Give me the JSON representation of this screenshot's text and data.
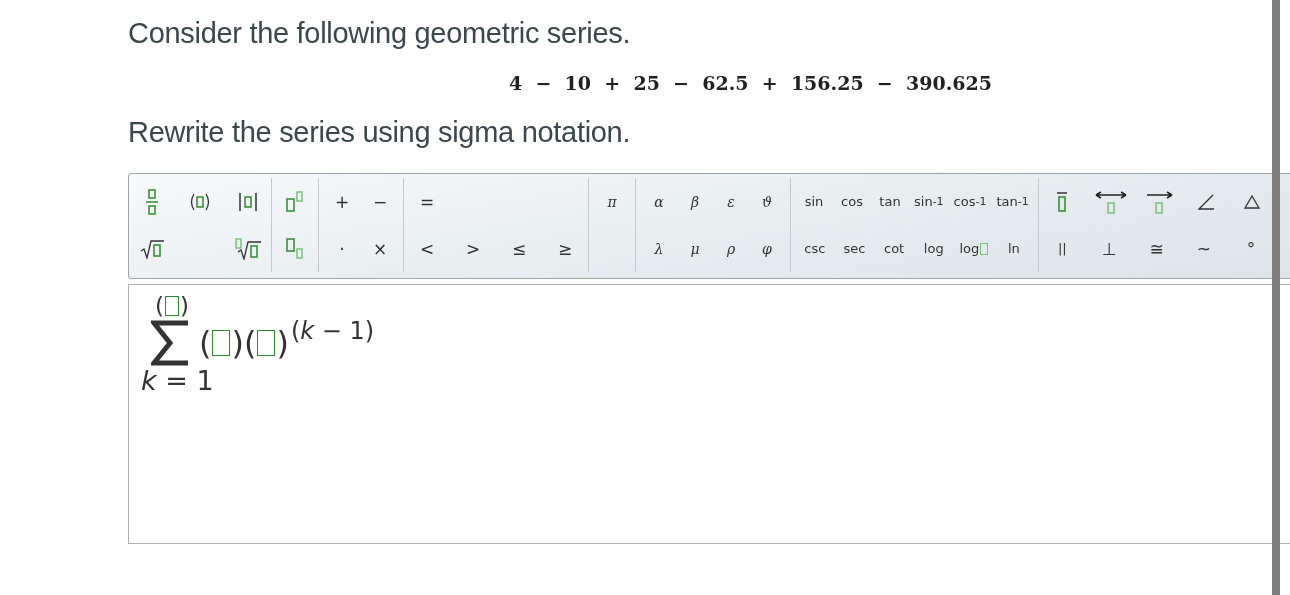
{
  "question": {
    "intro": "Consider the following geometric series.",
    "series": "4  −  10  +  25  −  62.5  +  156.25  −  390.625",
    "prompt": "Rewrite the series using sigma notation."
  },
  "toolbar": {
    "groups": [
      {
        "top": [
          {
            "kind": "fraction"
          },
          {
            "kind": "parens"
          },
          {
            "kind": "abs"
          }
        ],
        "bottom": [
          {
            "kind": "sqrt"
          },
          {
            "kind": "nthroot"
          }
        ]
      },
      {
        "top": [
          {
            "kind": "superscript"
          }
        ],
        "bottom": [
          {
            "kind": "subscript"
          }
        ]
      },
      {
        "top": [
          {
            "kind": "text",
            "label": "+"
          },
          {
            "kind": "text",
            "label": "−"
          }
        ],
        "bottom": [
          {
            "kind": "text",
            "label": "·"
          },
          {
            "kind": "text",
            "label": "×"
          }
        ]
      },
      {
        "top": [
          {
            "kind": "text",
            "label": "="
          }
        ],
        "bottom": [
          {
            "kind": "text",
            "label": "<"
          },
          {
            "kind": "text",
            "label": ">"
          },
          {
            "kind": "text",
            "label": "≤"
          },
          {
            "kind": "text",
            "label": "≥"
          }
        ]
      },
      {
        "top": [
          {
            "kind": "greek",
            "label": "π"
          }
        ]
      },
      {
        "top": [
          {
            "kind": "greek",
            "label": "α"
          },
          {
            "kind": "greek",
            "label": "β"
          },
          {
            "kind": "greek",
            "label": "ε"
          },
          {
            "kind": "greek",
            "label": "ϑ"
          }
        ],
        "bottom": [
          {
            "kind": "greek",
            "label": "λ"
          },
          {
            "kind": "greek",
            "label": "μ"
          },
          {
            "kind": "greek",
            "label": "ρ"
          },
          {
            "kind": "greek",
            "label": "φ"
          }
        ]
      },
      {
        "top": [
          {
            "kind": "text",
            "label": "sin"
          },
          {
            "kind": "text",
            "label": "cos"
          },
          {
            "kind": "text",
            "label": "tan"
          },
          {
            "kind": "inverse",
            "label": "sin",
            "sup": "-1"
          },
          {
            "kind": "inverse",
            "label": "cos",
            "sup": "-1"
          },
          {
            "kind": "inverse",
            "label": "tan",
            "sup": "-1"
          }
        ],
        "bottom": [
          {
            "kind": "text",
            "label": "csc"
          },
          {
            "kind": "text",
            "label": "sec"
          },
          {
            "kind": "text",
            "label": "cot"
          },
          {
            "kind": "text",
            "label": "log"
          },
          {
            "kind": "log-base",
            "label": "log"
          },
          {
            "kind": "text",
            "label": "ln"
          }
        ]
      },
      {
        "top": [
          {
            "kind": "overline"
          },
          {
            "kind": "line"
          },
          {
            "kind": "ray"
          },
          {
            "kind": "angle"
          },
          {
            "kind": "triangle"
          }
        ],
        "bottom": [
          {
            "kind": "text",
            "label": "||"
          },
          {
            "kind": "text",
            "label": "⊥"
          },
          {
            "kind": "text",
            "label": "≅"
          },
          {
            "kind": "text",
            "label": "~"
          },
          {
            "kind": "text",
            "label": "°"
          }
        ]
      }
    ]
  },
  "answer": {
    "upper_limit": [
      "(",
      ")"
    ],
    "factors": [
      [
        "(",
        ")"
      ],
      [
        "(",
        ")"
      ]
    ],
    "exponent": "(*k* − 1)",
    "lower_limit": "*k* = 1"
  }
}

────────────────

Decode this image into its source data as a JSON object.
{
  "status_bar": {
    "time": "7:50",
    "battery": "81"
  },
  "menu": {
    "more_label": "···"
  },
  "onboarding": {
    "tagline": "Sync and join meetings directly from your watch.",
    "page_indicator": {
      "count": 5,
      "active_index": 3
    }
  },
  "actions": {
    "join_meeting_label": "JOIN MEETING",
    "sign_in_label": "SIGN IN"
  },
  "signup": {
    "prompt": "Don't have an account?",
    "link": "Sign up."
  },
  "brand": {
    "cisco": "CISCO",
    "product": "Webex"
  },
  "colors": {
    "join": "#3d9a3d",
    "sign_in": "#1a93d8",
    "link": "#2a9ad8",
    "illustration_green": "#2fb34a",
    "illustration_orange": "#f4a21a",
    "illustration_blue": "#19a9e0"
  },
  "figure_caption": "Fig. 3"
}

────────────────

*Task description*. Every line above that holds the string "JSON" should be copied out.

*Solved problem*.
Give me the JSON representation of this screenshot's text and data.
Decode this image into its source data as a JSON object.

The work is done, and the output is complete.